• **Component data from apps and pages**
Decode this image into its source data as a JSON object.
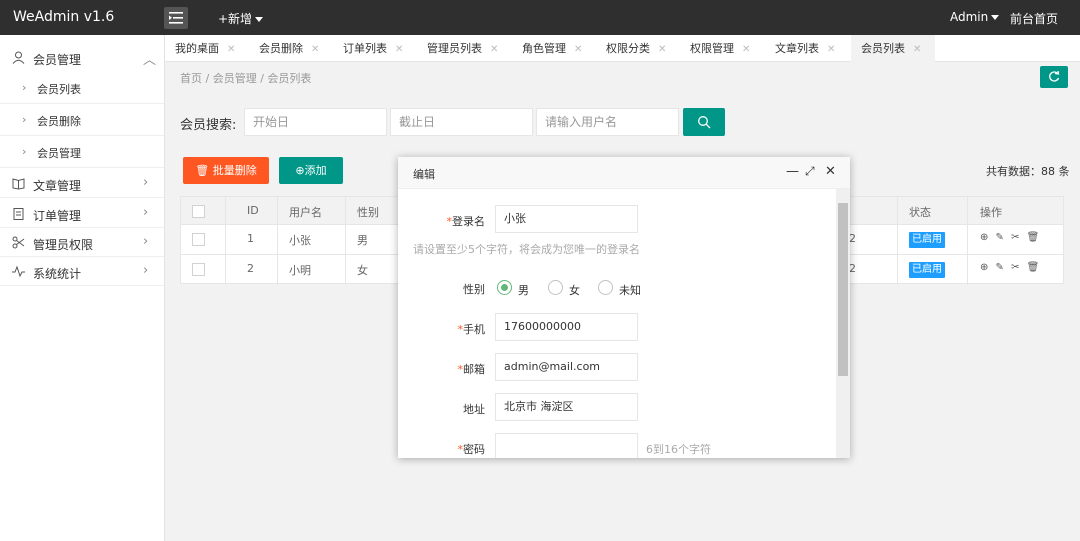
{
  "topbar": {
    "logo": "WeAdmin v1.6",
    "new_label": "+新增",
    "admin_label": "Admin",
    "front_label": "前台首页"
  },
  "sidebar": {
    "groups": [
      {
        "label": "会员管理",
        "icon": "user-icon",
        "expanded": true,
        "children": [
          "会员列表",
          "会员删除",
          "会员管理"
        ]
      },
      {
        "label": "文章管理",
        "icon": "book-icon"
      },
      {
        "label": "订单管理",
        "icon": "clipboard-icon"
      },
      {
        "label": "管理员权限",
        "icon": "scissors-icon"
      },
      {
        "label": "系统统计",
        "icon": "pulse-icon"
      }
    ]
  },
  "tabs": [
    "我的桌面",
    "会员删除",
    "订单列表",
    "管理员列表",
    "角色管理",
    "权限分类",
    "权限管理",
    "文章列表",
    "会员列表"
  ],
  "active_tab": 8,
  "breadcrumb": [
    "首页",
    "会员管理",
    "会员列表"
  ],
  "search": {
    "label": "会员搜索:",
    "start_placeholder": "开始日",
    "end_placeholder": "截止日",
    "user_placeholder": "请输入用户名"
  },
  "toolbar": {
    "batch_delete": "批量删除",
    "add": "添加",
    "total": "共有数据：88 条"
  },
  "table": {
    "headers": [
      "ID",
      "用户名",
      "性别",
      "状态",
      "操作"
    ],
    "rows": [
      {
        "id": "1",
        "name": "小张",
        "gender": "男",
        "hidden_tail": "2",
        "status": "已启用"
      },
      {
        "id": "2",
        "name": "小明",
        "gender": "女",
        "hidden_tail": "2",
        "status": "已启用"
      }
    ],
    "ops_icons": "⊕ ✎ ✂ 🗑"
  },
  "modal": {
    "title": "编辑",
    "fields": {
      "login_label": "登录名",
      "login_value": "小张",
      "login_hint": "请设置至少5个字符，将会成为您唯一的登录名",
      "gender_label": "性别",
      "gender_options": [
        "男",
        "女",
        "未知"
      ],
      "gender_selected": 0,
      "phone_label": "手机",
      "phone_value": "17600000000",
      "email_label": "邮箱",
      "email_value": "admin@mail.com",
      "address_label": "地址",
      "address_value": "北京市 海淀区",
      "password_label": "密码",
      "password_value": "",
      "password_hint": "6到16个字符"
    },
    "controls": {
      "minimize": "—",
      "maximize": "⤢",
      "close": "✕"
    }
  },
  "colors": {
    "topbar": "#2f2f2f",
    "primary": "#009688",
    "danger": "#ff5722",
    "badge": "#1e9fff",
    "radio": "#5fb878"
  }
}
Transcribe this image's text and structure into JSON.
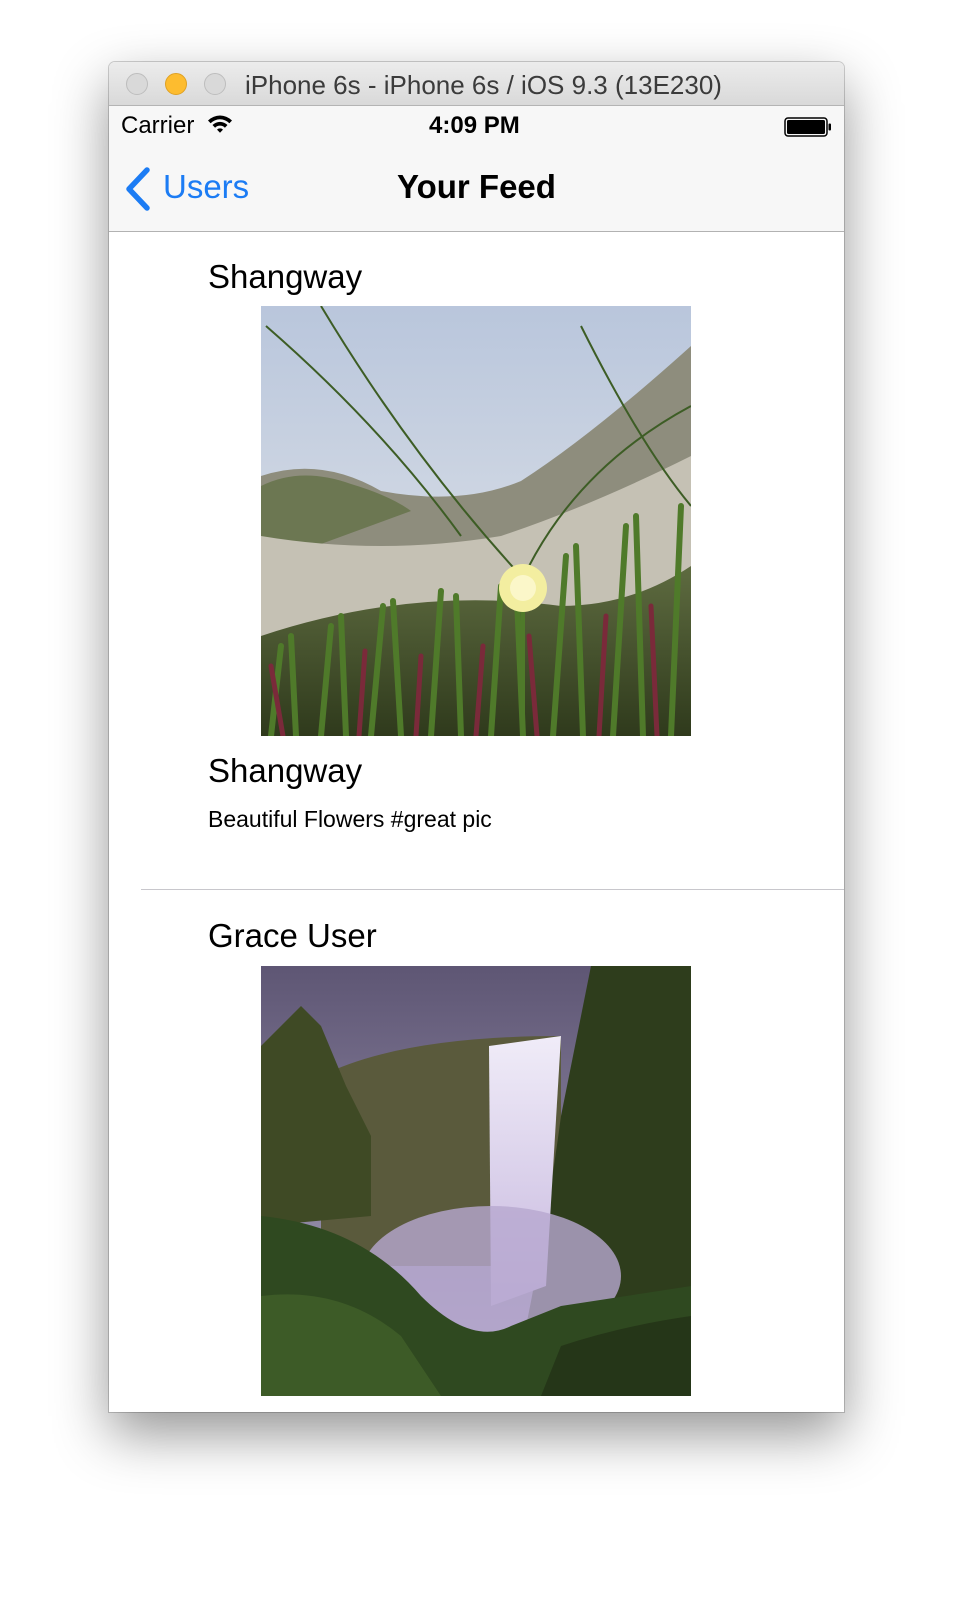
{
  "window": {
    "title": "iPhone 6s - iPhone 6s / iOS 9.3 (13E230)"
  },
  "status_bar": {
    "carrier": "Carrier",
    "time": "4:09 PM",
    "wifi_icon": "wifi-icon",
    "battery_icon": "battery-icon",
    "battery_level": 1.0
  },
  "nav": {
    "back_label": "Users",
    "back_icon": "chevron-left-icon",
    "title": "Your Feed",
    "accent_color": "#1c7cf4"
  },
  "posts": [
    {
      "username": "Shangway",
      "photo": "flower-photo",
      "caption_user": "Shangway",
      "caption": "Beautiful Flowers #great pic"
    },
    {
      "username": "Grace User",
      "photo": "waterfall-photo"
    }
  ]
}
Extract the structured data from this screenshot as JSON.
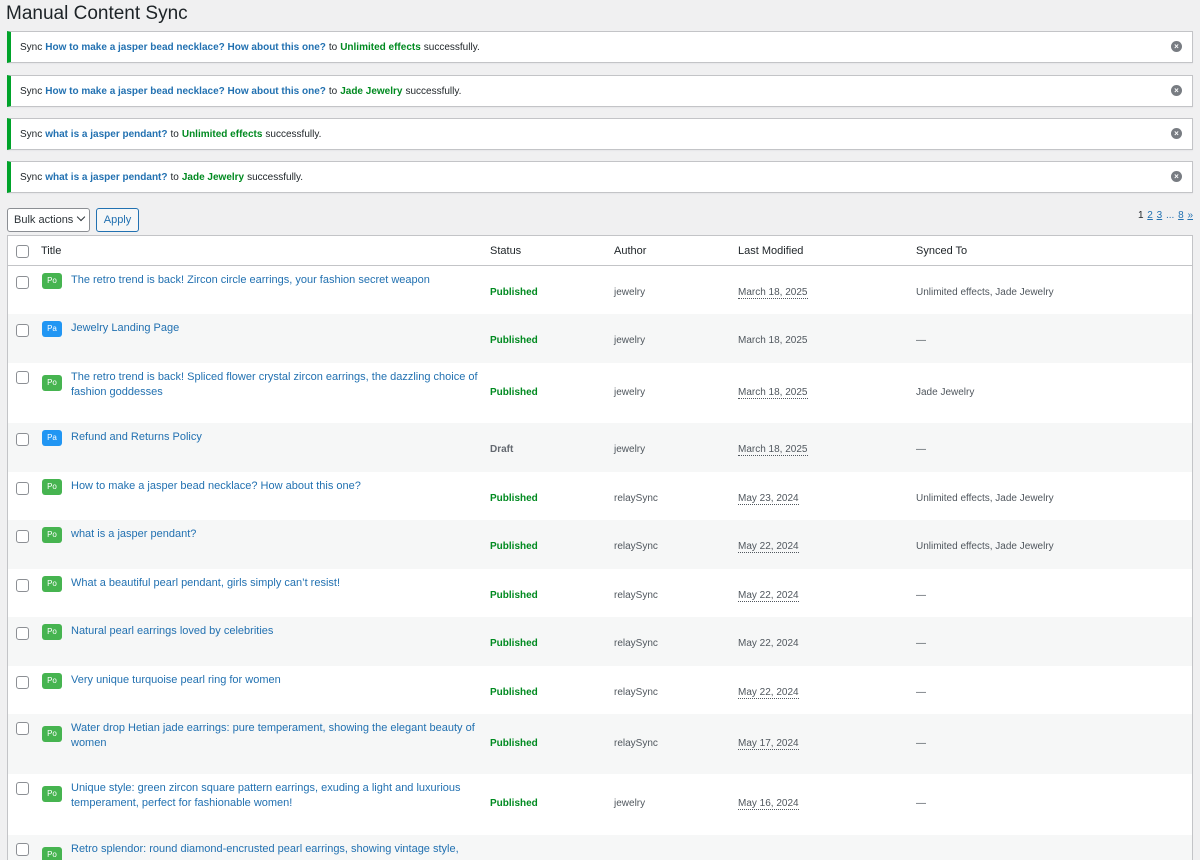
{
  "page": {
    "title": "Manual Content Sync"
  },
  "notices": [
    {
      "prefix": "Sync",
      "post": "How to make a jasper bead necklace? How about this one?",
      "mid": "to",
      "site": "Unlimited effects",
      "suffix": "successfully."
    },
    {
      "prefix": "Sync",
      "post": "How to make a jasper bead necklace? How about this one?",
      "mid": "to",
      "site": "Jade Jewelry",
      "suffix": "successfully."
    },
    {
      "prefix": "Sync",
      "post": "what is a jasper pendant?",
      "mid": "to",
      "site": "Unlimited effects",
      "suffix": "successfully."
    },
    {
      "prefix": "Sync",
      "post": "what is a jasper pendant?",
      "mid": "to",
      "site": "Jade Jewelry",
      "suffix": "successfully."
    }
  ],
  "toolbar": {
    "bulk_actions": "Bulk actions",
    "apply": "Apply"
  },
  "pagination": {
    "p1": "1",
    "p2": "2",
    "p3": "3",
    "ellipsis": "...",
    "p8": "8",
    "next": "»"
  },
  "table": {
    "headers": {
      "title": "Title",
      "status": "Status",
      "author": "Author",
      "modified": "Last Modified",
      "synced": "Synced To"
    },
    "rows": [
      {
        "type": "Po",
        "title": "The retro trend is back! Zircon circle earrings, your fashion secret weapon",
        "status": "Published",
        "author": "jewelry",
        "date": "March 18, 2025",
        "synced": "Unlimited effects, Jade Jewelry"
      },
      {
        "type": "Pa",
        "title": "Jewelry Landing Page",
        "status": "Published",
        "author": "jewelry",
        "date": "March 18, 2025",
        "synced": "—"
      },
      {
        "type": "Po",
        "title": "The retro trend is back! Spliced flower crystal zircon earrings, the dazzling choice of fashion goddesses",
        "status": "Published",
        "author": "jewelry",
        "date": "March 18, 2025",
        "synced": "Jade Jewelry"
      },
      {
        "type": "Pa",
        "title": "Refund and Returns Policy",
        "status": "Draft",
        "author": "jewelry",
        "date": "March 18, 2025",
        "synced": "—"
      },
      {
        "type": "Po",
        "title": "How to make a jasper bead necklace? How about this one?",
        "status": "Published",
        "author": "relaySync",
        "date": "May 23, 2024",
        "synced": "Unlimited effects, Jade Jewelry"
      },
      {
        "type": "Po",
        "title": "what is a jasper pendant?",
        "status": "Published",
        "author": "relaySync",
        "date": "May 22, 2024",
        "synced": "Unlimited effects, Jade Jewelry"
      },
      {
        "type": "Po",
        "title": "What a beautiful pearl pendant, girls simply can’t resist!",
        "status": "Published",
        "author": "relaySync",
        "date": "May 22, 2024",
        "synced": "—"
      },
      {
        "type": "Po",
        "title": "Natural pearl earrings loved by celebrities",
        "status": "Published",
        "author": "relaySync",
        "date": "May 22, 2024",
        "synced": "—"
      },
      {
        "type": "Po",
        "title": "Very unique turquoise pearl ring for women",
        "status": "Published",
        "author": "relaySync",
        "date": "May 22, 2024",
        "synced": "—"
      },
      {
        "type": "Po",
        "title": "Water drop Hetian jade earrings: pure temperament, showing the elegant beauty of women",
        "status": "Published",
        "author": "relaySync",
        "date": "May 17, 2024",
        "synced": "—"
      },
      {
        "type": "Po",
        "title": "Unique style: green zircon square pattern earrings, exuding a light and luxurious temperament, perfect for fashionable women!",
        "status": "Published",
        "author": "jewelry",
        "date": "May 16, 2024",
        "synced": "—"
      },
      {
        "type": "Po",
        "title": "Retro splendor: round diamond-encrusted pearl earrings, showing vintage style,",
        "status": "",
        "author": "",
        "date": "",
        "synced": ""
      }
    ]
  },
  "colors": {
    "accent": "#2271b1",
    "success": "#00a32a",
    "post_badge": "#46b450",
    "page_badge": "#2196f3"
  }
}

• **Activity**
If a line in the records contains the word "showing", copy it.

• **Completed exercise**
        "title": "Water drop Hetian jade earrings: pure temperament, showing the elegant beauty of women",
        "title": "Retro splendor: round diamond-encrusted pearl earrings, showing vintage style,",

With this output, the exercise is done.